◆ **ACTION ITEM**: Search the entries below for "Decode this image". Give that line and all the lines after it again, exactly, through the last, without pictures.

====

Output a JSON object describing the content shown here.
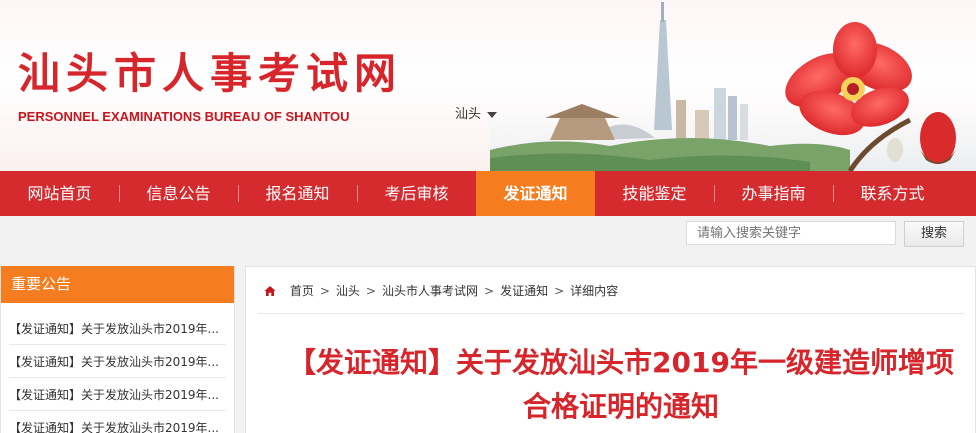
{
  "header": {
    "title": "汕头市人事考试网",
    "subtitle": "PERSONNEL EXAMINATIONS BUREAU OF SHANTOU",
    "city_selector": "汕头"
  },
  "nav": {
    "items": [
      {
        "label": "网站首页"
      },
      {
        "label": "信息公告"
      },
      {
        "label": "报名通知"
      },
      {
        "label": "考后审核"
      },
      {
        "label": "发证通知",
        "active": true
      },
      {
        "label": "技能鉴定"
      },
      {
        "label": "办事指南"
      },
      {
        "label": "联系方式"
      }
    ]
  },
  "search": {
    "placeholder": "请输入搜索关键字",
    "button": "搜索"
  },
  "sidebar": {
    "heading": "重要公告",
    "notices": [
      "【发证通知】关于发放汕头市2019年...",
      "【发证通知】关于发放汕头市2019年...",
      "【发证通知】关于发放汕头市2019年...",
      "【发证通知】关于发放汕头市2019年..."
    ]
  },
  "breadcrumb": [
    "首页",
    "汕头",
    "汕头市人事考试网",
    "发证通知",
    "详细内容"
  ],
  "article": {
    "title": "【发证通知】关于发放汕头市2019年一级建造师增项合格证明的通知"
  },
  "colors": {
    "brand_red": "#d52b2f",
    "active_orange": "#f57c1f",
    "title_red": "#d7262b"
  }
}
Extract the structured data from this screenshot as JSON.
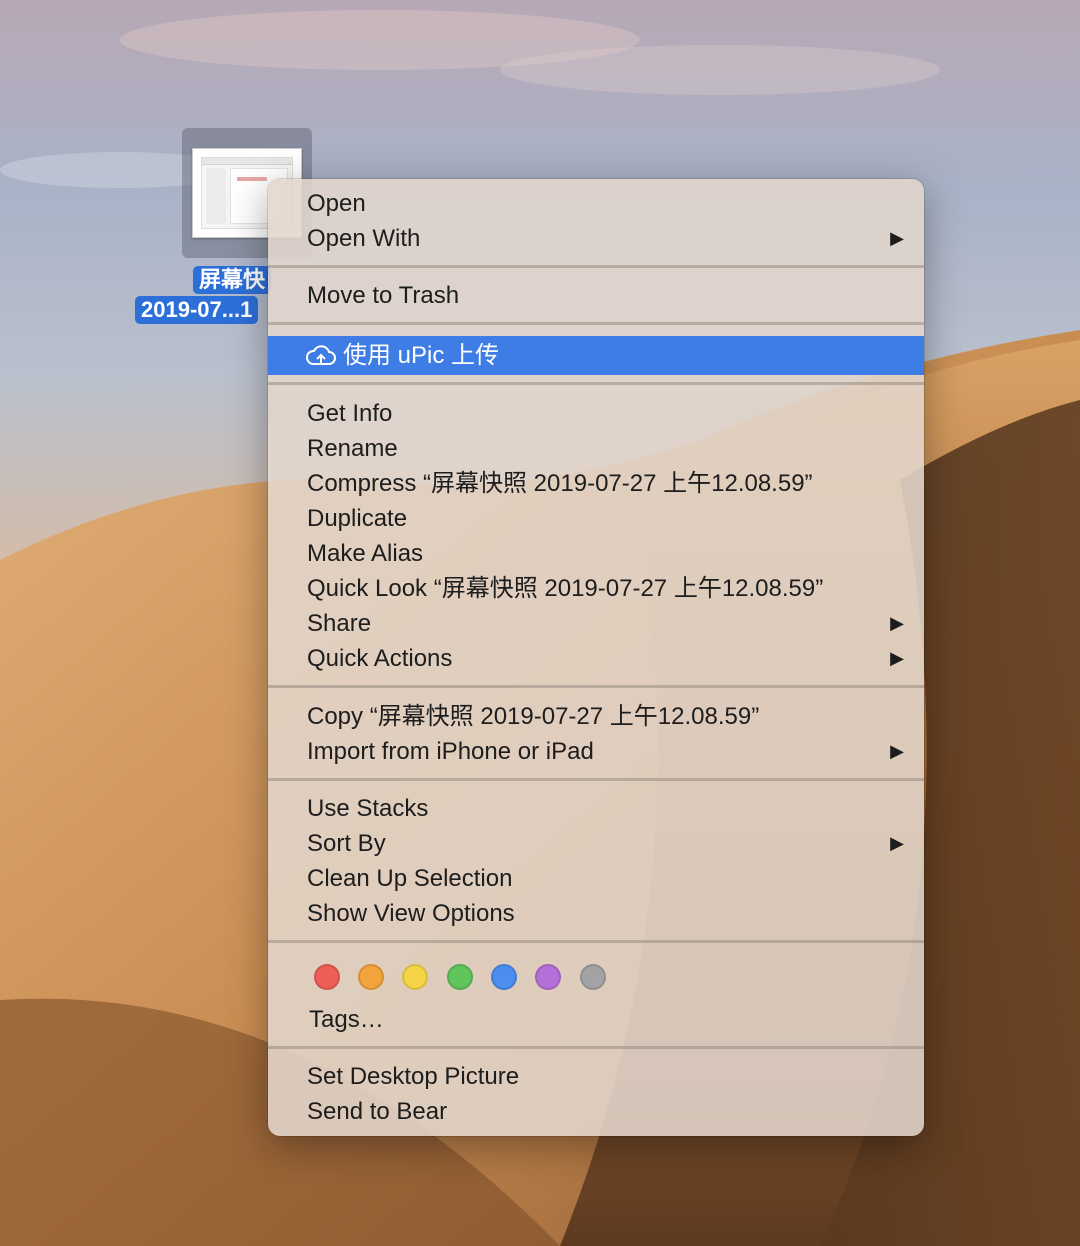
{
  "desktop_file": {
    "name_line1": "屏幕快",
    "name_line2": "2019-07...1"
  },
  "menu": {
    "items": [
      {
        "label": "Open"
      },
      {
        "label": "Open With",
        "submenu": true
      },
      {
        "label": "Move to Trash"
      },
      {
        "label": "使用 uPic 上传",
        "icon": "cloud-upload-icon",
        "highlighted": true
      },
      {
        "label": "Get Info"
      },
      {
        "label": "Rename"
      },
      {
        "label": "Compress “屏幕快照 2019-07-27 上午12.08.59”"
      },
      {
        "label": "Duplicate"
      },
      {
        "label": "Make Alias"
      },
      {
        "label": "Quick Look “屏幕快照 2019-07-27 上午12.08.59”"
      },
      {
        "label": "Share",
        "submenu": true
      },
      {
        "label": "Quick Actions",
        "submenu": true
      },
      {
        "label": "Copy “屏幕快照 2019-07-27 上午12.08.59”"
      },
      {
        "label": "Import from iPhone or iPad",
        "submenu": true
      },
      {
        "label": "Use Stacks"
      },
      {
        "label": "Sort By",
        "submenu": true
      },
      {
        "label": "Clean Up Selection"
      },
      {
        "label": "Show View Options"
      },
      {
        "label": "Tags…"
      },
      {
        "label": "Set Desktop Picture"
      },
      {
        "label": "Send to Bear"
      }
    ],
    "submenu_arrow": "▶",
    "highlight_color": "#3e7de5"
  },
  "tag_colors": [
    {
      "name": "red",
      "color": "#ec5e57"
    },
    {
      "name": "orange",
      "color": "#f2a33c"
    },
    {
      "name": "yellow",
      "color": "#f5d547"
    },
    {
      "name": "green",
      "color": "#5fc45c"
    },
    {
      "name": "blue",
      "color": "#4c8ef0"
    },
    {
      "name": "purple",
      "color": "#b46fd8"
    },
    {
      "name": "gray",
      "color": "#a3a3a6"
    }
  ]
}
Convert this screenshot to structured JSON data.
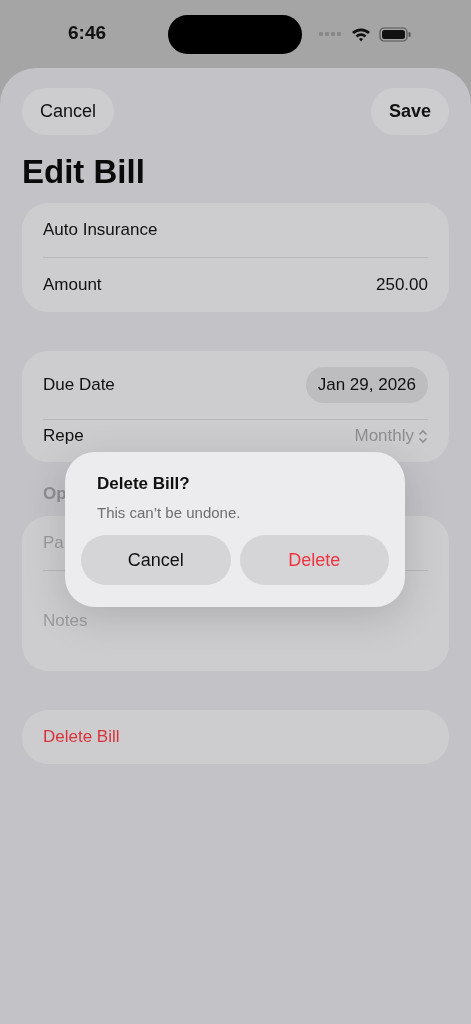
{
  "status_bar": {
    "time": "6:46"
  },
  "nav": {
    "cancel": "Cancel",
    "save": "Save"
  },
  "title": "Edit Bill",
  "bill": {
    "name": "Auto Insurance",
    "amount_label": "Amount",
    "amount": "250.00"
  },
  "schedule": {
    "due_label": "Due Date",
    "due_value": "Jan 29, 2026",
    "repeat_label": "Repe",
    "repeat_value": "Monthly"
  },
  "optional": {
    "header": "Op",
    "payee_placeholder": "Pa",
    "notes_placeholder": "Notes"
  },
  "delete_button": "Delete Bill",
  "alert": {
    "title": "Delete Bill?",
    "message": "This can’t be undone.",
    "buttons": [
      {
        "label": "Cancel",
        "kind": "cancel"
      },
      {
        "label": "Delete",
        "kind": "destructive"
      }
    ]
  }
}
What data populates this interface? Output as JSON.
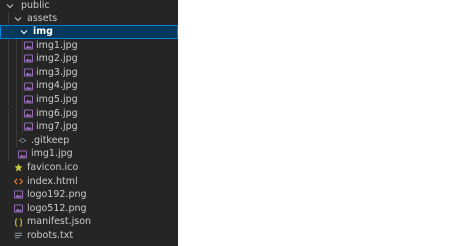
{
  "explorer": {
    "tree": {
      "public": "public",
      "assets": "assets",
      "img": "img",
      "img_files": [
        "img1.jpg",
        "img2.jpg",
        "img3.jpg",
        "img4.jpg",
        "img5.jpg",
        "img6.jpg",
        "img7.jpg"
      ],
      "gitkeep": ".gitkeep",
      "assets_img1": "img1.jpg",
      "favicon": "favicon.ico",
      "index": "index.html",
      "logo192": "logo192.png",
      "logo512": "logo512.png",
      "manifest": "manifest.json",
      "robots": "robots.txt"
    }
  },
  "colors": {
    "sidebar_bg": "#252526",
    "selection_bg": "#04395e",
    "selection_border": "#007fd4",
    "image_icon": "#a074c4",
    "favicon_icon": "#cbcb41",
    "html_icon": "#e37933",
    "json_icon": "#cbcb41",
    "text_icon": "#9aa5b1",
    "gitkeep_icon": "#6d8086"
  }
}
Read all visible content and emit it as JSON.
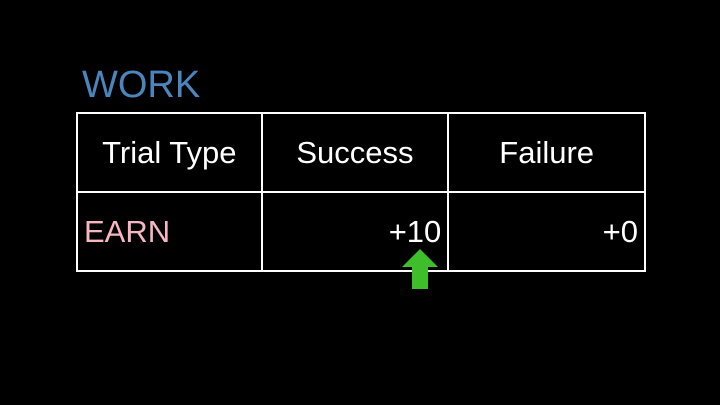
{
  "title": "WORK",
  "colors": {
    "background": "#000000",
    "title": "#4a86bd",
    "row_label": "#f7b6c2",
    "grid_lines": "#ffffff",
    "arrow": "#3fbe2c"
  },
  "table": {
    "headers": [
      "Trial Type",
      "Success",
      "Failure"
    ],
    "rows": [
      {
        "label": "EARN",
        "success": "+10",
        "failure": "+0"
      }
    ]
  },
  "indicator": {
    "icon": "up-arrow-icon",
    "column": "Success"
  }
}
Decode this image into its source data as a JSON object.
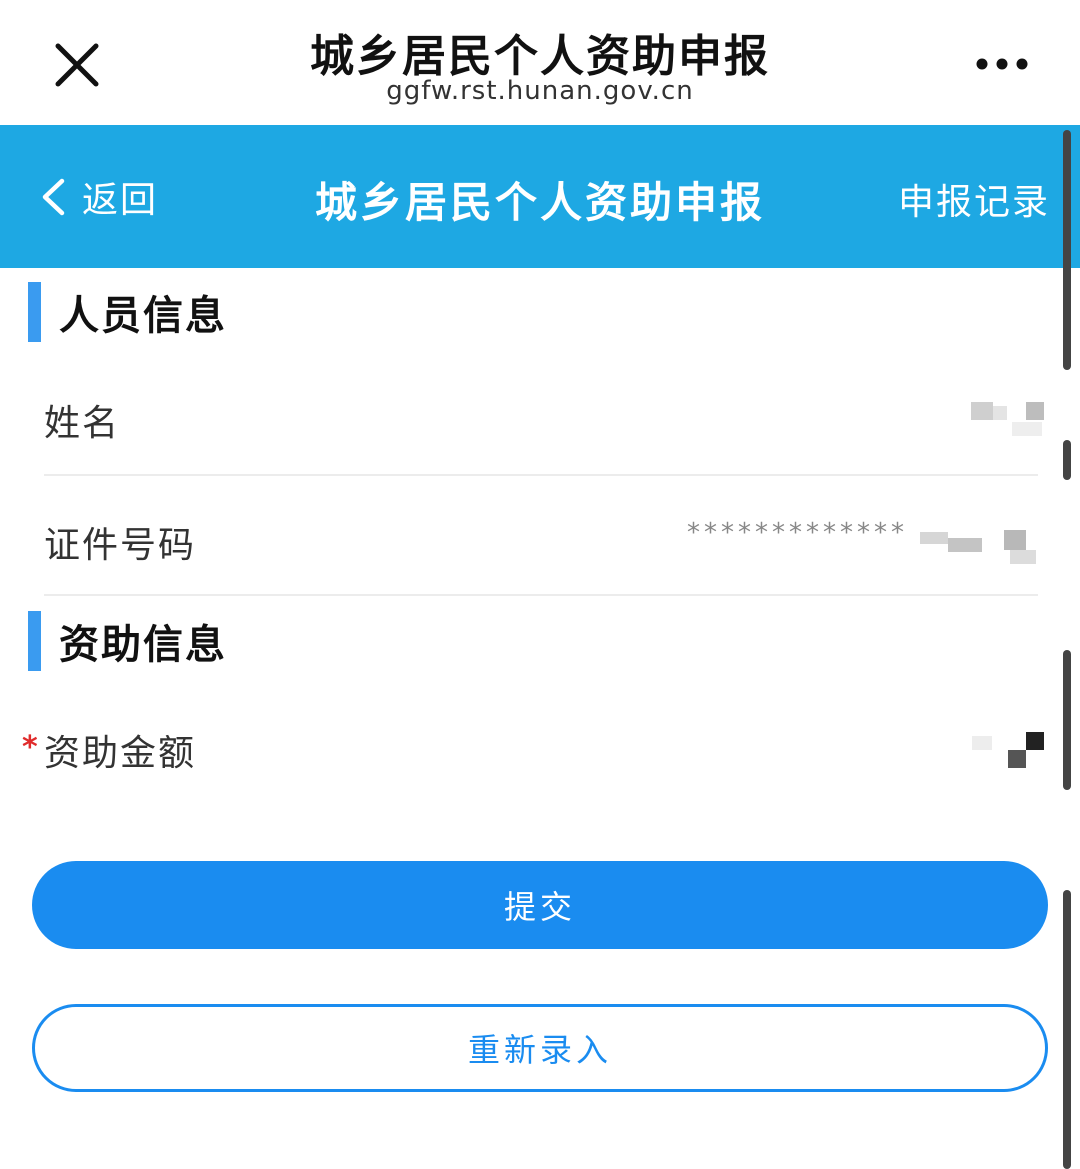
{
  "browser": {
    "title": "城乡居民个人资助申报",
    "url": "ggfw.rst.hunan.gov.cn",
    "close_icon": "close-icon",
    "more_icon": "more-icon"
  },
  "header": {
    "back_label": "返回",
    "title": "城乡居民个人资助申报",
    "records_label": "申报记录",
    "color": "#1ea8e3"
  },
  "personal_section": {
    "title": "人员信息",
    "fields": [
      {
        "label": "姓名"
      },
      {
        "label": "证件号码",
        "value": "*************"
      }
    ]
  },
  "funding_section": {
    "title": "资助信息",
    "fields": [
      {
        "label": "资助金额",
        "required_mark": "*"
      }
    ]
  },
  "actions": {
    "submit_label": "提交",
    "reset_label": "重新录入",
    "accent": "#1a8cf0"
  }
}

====

◆ **PROBLEM SOLUTION**:
Decode this image into its source data as a JSON object.
{
  "browser": {
    "title": "城乡居民个人资助申报",
    "url": "ggfw.rst.hunan.gov.cn",
    "close_icon": "close-icon",
    "more_icon": "more-icon"
  },
  "header": {
    "back_label": "返回",
    "title": "城乡居民个人资助申报",
    "records_label": "申报记录",
    "color": "#1ea8e3"
  },
  "personal_section": {
    "title": "人员信息",
    "fields": [
      {
        "label": "姓名"
      },
      {
        "label": "证件号码",
        "value": "*************"
      }
    ]
  },
  "funding_section": {
    "title": "资助信息",
    "fields": [
      {
        "label": "资助金额",
        "required_mark": "*"
      }
    ]
  },
  "actions": {
    "submit_label": "提交",
    "reset_label": "重新录入",
    "accent": "#1a8cf0"
  }
}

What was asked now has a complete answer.